Verse 25b says, "...but that its parts should have equal concern for each other." The members of the body must put aside position, such as elder, pastor or deacon and show equal concern for each other. Look at verse 26. "If one part suffers, every part suffers with it; if one part is honored, every part rejoices with it." When Missionary John Lee of Paraguay was shot and wounded, UBF members around the world felt the pain and contributed generously for his recovery. By the same token, when Dr. Alan Wolff obtained his Ph.D. from Northwestern, we all rejoiced with him. As members of the body of Christ, we are very closely related to each other. So we should have a sense of unity and respect and love one another.
Look at verse 27. "Now you are the body of Christ, and each one of you is a part of it." No one who calls Jesus Lord is outside the body of Christ. Someone may think, "I don't belong. I am not important." But it is not true. We are the body of Christ and each of us is a part of it.
Look at verses 28-30. There is a progression here. The church begins with apostles, ones who are sent to plant the word of God. The church grows as prophets provide spiritual vision and direction, and teachers patiently instruct with the word of God. Then the Holy Spirit raises up a body of believers and gives them enough spiritual gifts to transform their community or even their nation. It is God who appoints his servants and gifts them according to his purpose and plan. It is not church leaders, but God himself who does this. If you confess Jesus is Lord you have been appointed by God with a gift and to be part of a ministry.
Look at verse 31a. "But eagerly desire the greater gifts." Though Paul has emphasized God's sovereignty in giving gifts to his people, we should not be fatalistic about this. If we really want a greater spiritual gift, we should ask God for it. God is pleased when we have a burning desire to serve the body of Christ in a way that builds it up.
Today's teaching that we are the body of Christ challenges our selfishness and American individualism to the core.

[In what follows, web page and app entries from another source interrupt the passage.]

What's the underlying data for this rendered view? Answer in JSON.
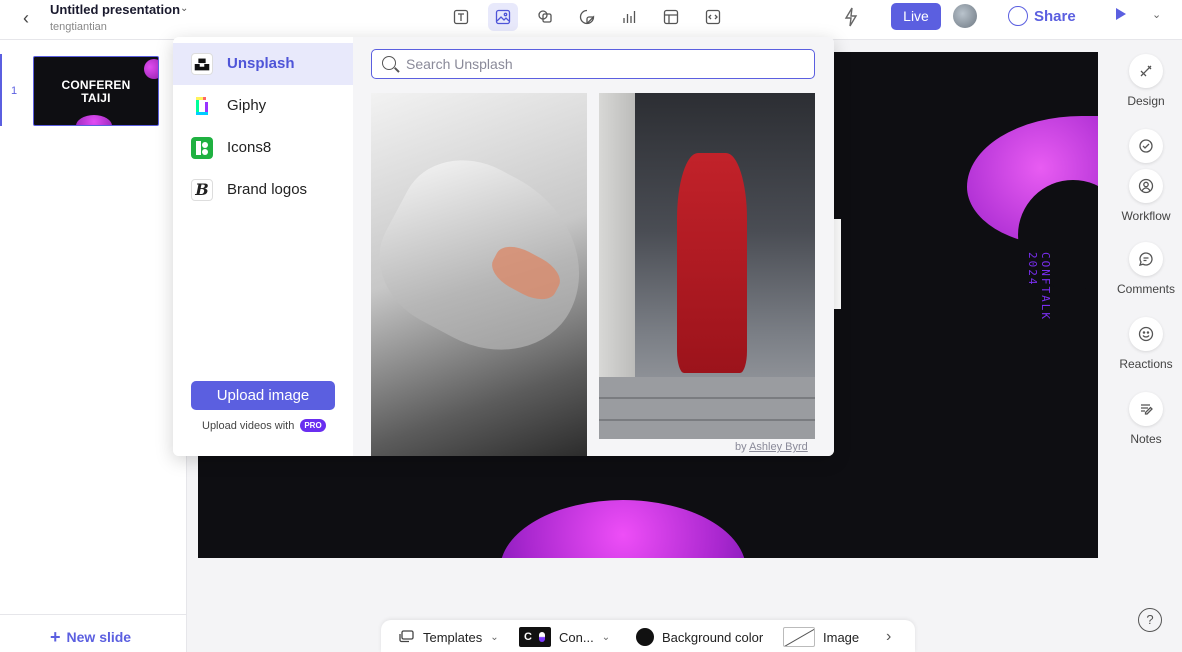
{
  "header": {
    "title": "Untitled presentation",
    "owner": "tengtiantian",
    "live_label": "Live",
    "share_label": "Share"
  },
  "slides_panel": {
    "slide_number": "1",
    "thumb_title_line1": "CONFEREN",
    "thumb_title_line2": "TAIJI",
    "new_slide_label": "New slide"
  },
  "canvas": {
    "vertical_text": "CONFTALK 2024"
  },
  "right_sidebar": {
    "design": "Design",
    "workflow": "Workflow",
    "comments": "Comments",
    "reactions": "Reactions",
    "notes": "Notes"
  },
  "bottombar": {
    "templates": "Templates",
    "theme": "Con...",
    "background": "Background color",
    "image": "Image"
  },
  "media_popover": {
    "sources": [
      {
        "label": "Unsplash",
        "active": true
      },
      {
        "label": "Giphy",
        "active": false
      },
      {
        "label": "Icons8",
        "active": false
      },
      {
        "label": "Brand logos",
        "active": false
      }
    ],
    "search_placeholder": "Search Unsplash",
    "upload_label": "Upload image",
    "upload_videos_text": "Upload videos with",
    "pro_badge": "PRO",
    "credit_prefix": "by",
    "credit_author": "Ashley Byrd"
  },
  "colors": {
    "accent": "#5b5fe0",
    "canvas_bg": "#0e0e12",
    "magenta": "#d63ef0"
  }
}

But let's accept Paul's teaching with repentance. Let's discover our gifts and use them for the glory of God and the good of others. Then we will be really happy.